We need someone who can exercise caution and could look at things in their complexity and understand them. And typically, what you get with Donald Trump is a simple answer to a complex question — we can fix a watch with a hammer; let's go in there and hit it. The main thing is: I can't believe we're even considering him.
The thing that's exceptional about this election is the stark difference between these two candidates. We've never had a clearer choice.
"I can't believe we're even considering him."
The things that I worry about? The repeal of healthcare. I worry about the complete abandonment and reversal of any commitment to trying to deal with global warming. I worry that the government will become even more corrupt. That without any regulation or oversight in the government, the financial sector will cannibalize itself again and drive us into another ditch so that the economy goes south and the rest of the world economy with it.
I worry about what a disaster it was for Cheney and Bush to play around ineptly in Middle Eastern politics, to destabilize the entire region, and how we're [still] trying to deal with that today. You think that Trump would hesitate to go to war? What war is, is failure. It's an utter failure and breakdown of all other options. I don't have any trust whatsoever that Donald Trump would hesitate to commit to another disastrous war.

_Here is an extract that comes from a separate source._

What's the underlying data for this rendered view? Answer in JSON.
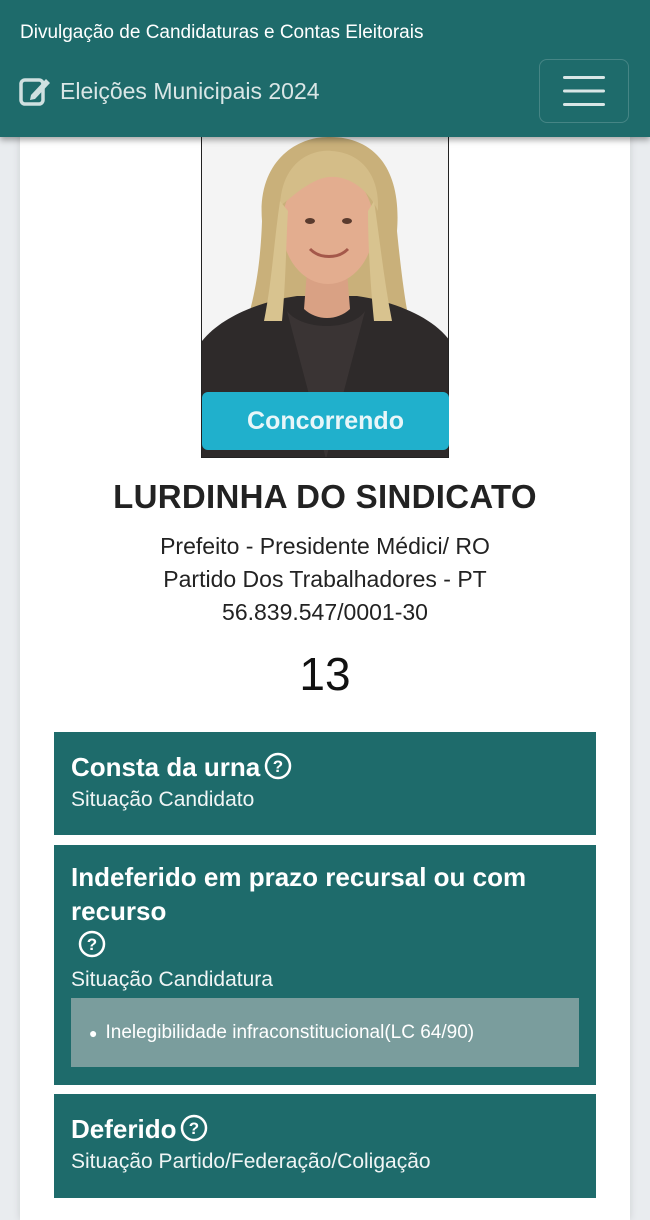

And [I worry about] the Supreme Court. That's really what the Republicans are most concerned about this election: maintaining that right-wing majority on the Supreme Court. And I believe the Supreme Court is going to be necessary to have real election reform in the country — to do away with gerrymandering and voter [suppression], we need a good, strong, liberal representation on the Supreme Court, progressive representation. That's a big deal to me — the Supreme Court — along with health care, immigration, equal pay for equal work, [raising] the minimum wage and [not going to] war.
[My time here in North Carolina] is also very much about Roy Cooper and Debra Ross, who are running for, respectively, governor and U.S. senate for North Carolina, too. We need a democratic senator from North Carolina. It is entirely appropriate that we have one and I think that Deborah Ross is eminently qualified to represent the state in the senate. Some of the neoconservatives want to shrink [the federal government] down and drown it in the bathtub. Democrats believe that good government can do wonderful things in people's lives, and that's what I hear coming from Deborah Ross — that belief in really being able to improve things. I also would like to see another woman in the Senate — another competent, capable, qualified, impassioned, progressive woman in our government.
Taking back the Senate, which is a real possibility for us (although that letter from the head of the FBI to Speaker of the House was a campaign dirty trick of historic proportions), [is incredibly important]. It's enough of a scandal that they won't let President Obama, with a year in office, to choose another Supreme Court nominee. That to me is just absolute effrontery and unconstitutional, but the idea that, if they can hold the Senate, they intend to stonewall for four more years and leave the Supreme Court unfilled — that's really alarming. So it's really important that a Democrat wins this seat.
As told to Tessa Stuart